TASK DETAILS →
Give the records again. Keep them exact and leave out the images.
++++ RECORDS SHOWN ++++
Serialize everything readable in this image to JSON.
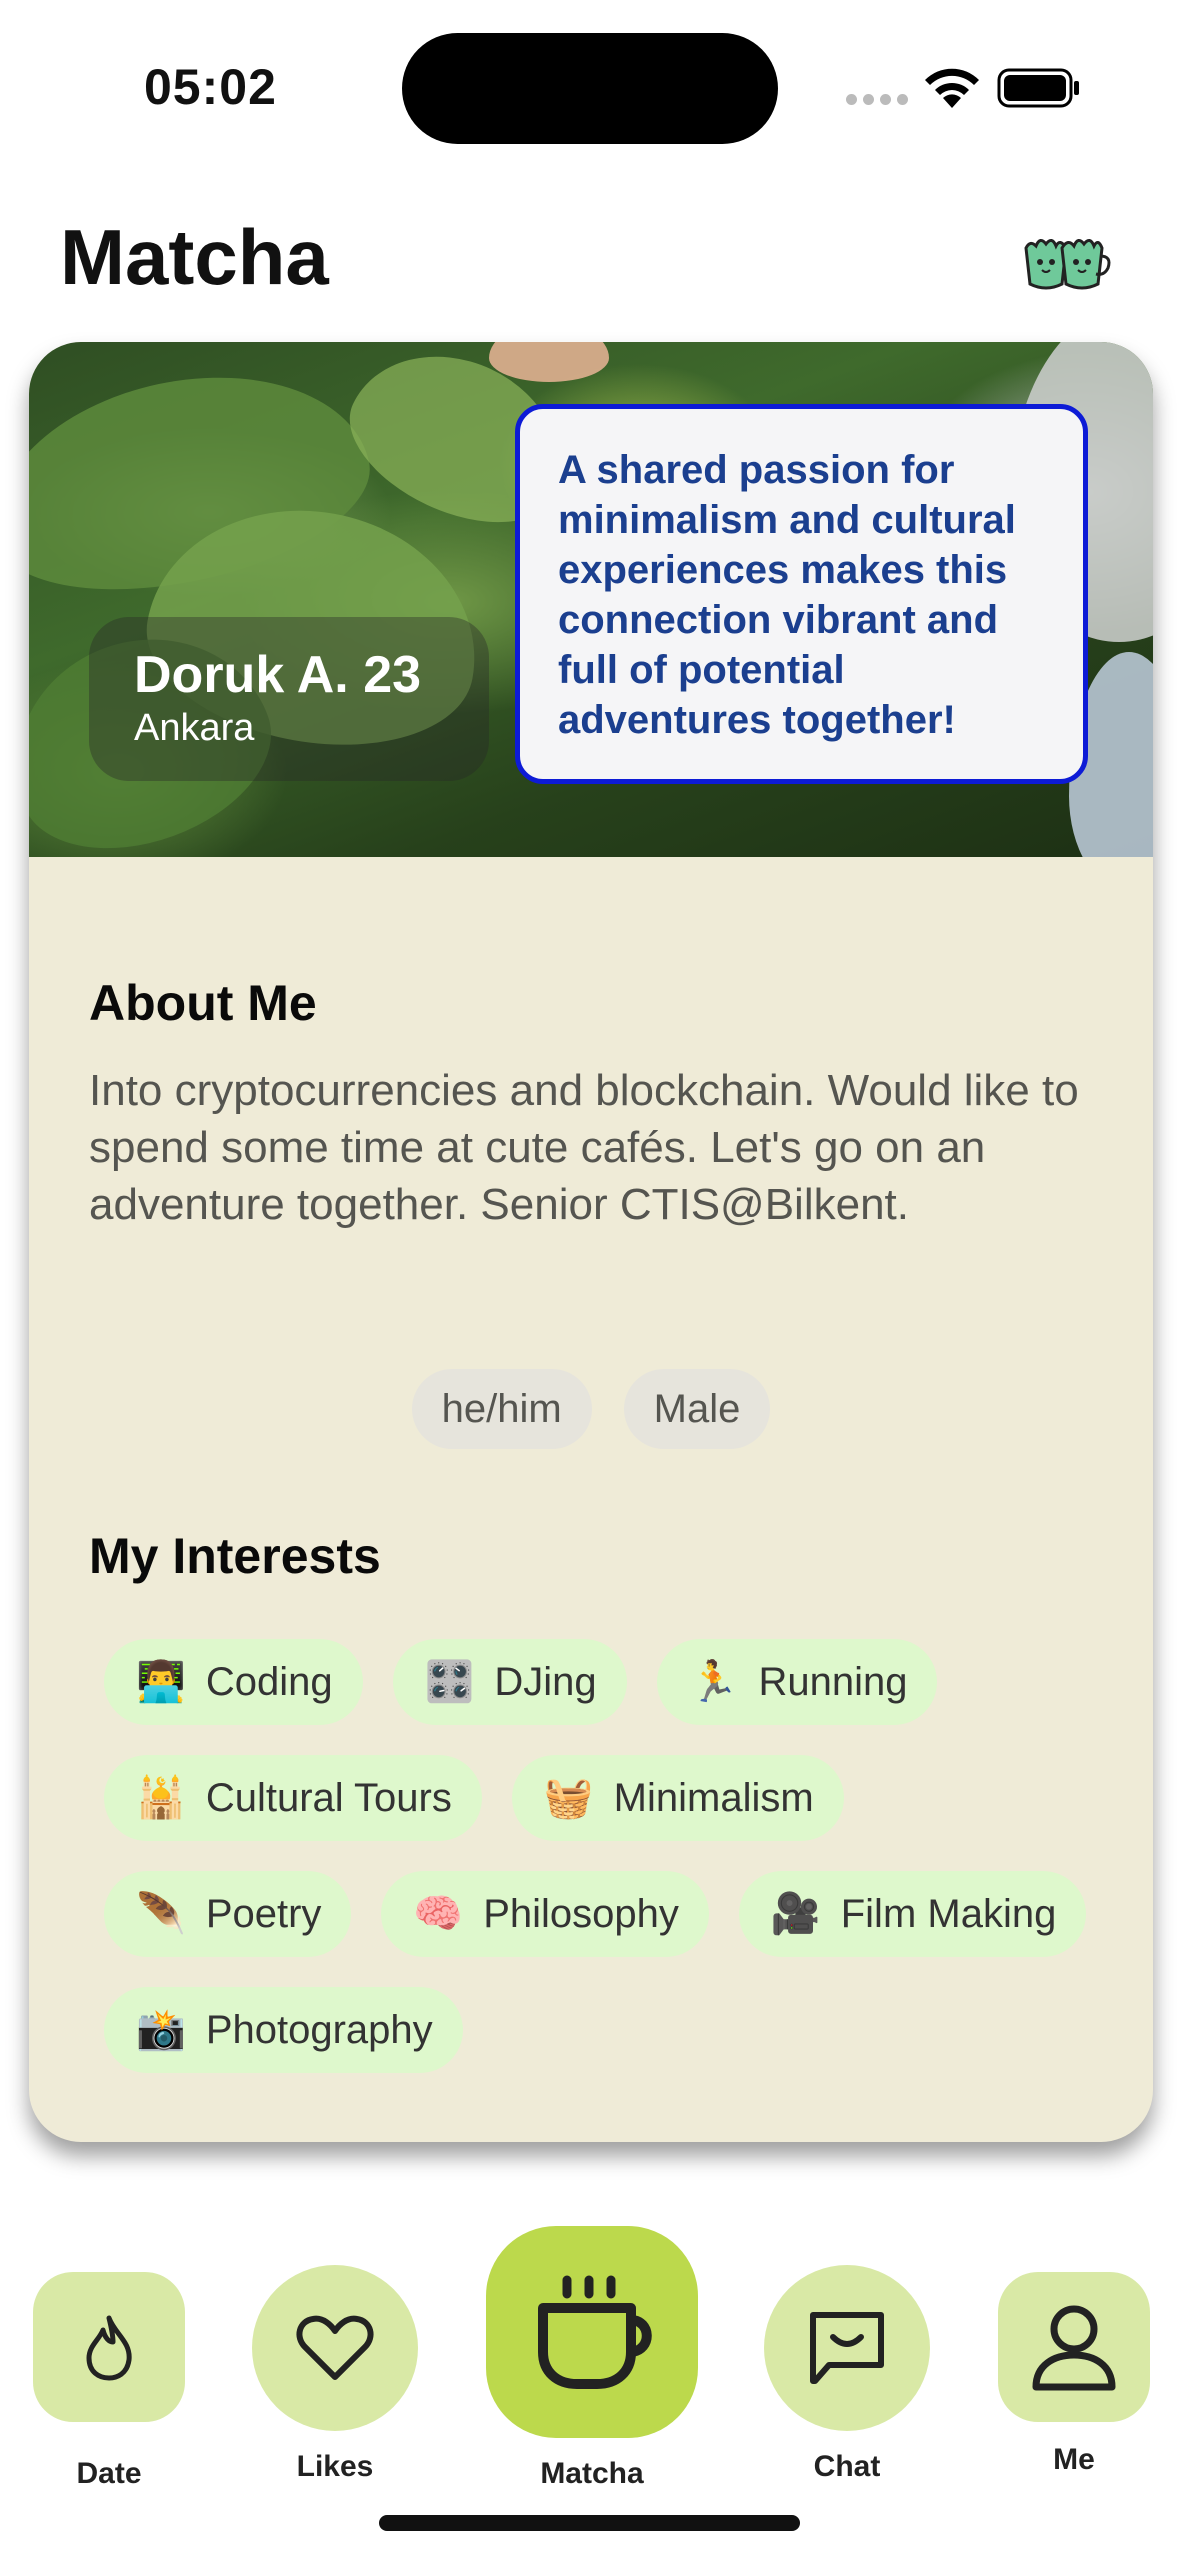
{
  "status_bar": {
    "time": "05:02"
  },
  "header": {
    "title": "Matcha",
    "logo_icon": "matcha-cups-logo"
  },
  "profile": {
    "name_age": "Doruk A. 23",
    "city": "Ankara",
    "match_note": "A shared passion for minimalism and cultural experiences makes this connection vibrant and full of potential adventures together!",
    "about_title": "About Me",
    "about_text": "Into cryptocurrencies and blockchain. Would like to spend some time at cute cafés. Let's go on an adventure together. Senior CTIS@Bilkent.",
    "pronouns": "he/him",
    "gender": "Male",
    "interests_title": "My Interests",
    "interests": [
      {
        "emoji": "👨‍💻",
        "label": "Coding"
      },
      {
        "emoji": "🎛️",
        "label": "DJing"
      },
      {
        "emoji": "🏃",
        "label": "Running"
      },
      {
        "emoji": "🕌",
        "label": "Cultural Tours"
      },
      {
        "emoji": "🧺",
        "label": "Minimalism"
      },
      {
        "emoji": "🪶",
        "label": "Poetry"
      },
      {
        "emoji": "🧠",
        "label": "Philosophy"
      },
      {
        "emoji": "🎥",
        "label": "Film Making"
      },
      {
        "emoji": "📸",
        "label": "Photography"
      }
    ]
  },
  "tab_bar": {
    "items": [
      {
        "label": "Date",
        "icon": "flame-icon"
      },
      {
        "label": "Likes",
        "icon": "heart-icon"
      },
      {
        "label": "Matcha",
        "icon": "cup-icon"
      },
      {
        "label": "Chat",
        "icon": "chat-icon"
      },
      {
        "label": "Me",
        "icon": "person-icon"
      }
    ],
    "selected": "Matcha"
  },
  "colors": {
    "card_bg": "#efebd7",
    "chip_bg": "#def8cc",
    "tab_bg": "#d9e9a6",
    "tab_active_bg": "#bcd94c",
    "bubble_border": "#0d1bd6",
    "bubble_text": "#1b3f8f"
  }
}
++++
YOUR RESPONSE →
Serialize everything readable in this image to JSON.
{
  "status_bar": {
    "time": "05:02"
  },
  "header": {
    "title": "Matcha",
    "logo_icon": "matcha-cups-logo"
  },
  "profile": {
    "name_age": "Doruk A. 23",
    "city": "Ankara",
    "match_note": "A shared passion for minimalism and cultural experiences makes this connection vibrant and full of potential adventures together!",
    "about_title": "About Me",
    "about_text": "Into cryptocurrencies and blockchain. Would like to spend some time at cute cafés. Let's go on an adventure together. Senior CTIS@Bilkent.",
    "pronouns": "he/him",
    "gender": "Male",
    "interests_title": "My Interests",
    "interests": [
      {
        "emoji": "👨‍💻",
        "label": "Coding"
      },
      {
        "emoji": "🎛️",
        "label": "DJing"
      },
      {
        "emoji": "🏃",
        "label": "Running"
      },
      {
        "emoji": "🕌",
        "label": "Cultural Tours"
      },
      {
        "emoji": "🧺",
        "label": "Minimalism"
      },
      {
        "emoji": "🪶",
        "label": "Poetry"
      },
      {
        "emoji": "🧠",
        "label": "Philosophy"
      },
      {
        "emoji": "🎥",
        "label": "Film Making"
      },
      {
        "emoji": "📸",
        "label": "Photography"
      }
    ]
  },
  "tab_bar": {
    "items": [
      {
        "label": "Date",
        "icon": "flame-icon"
      },
      {
        "label": "Likes",
        "icon": "heart-icon"
      },
      {
        "label": "Matcha",
        "icon": "cup-icon"
      },
      {
        "label": "Chat",
        "icon": "chat-icon"
      },
      {
        "label": "Me",
        "icon": "person-icon"
      }
    ],
    "selected": "Matcha"
  },
  "colors": {
    "card_bg": "#efebd7",
    "chip_bg": "#def8cc",
    "tab_bg": "#d9e9a6",
    "tab_active_bg": "#bcd94c",
    "bubble_border": "#0d1bd6",
    "bubble_text": "#1b3f8f"
  }
}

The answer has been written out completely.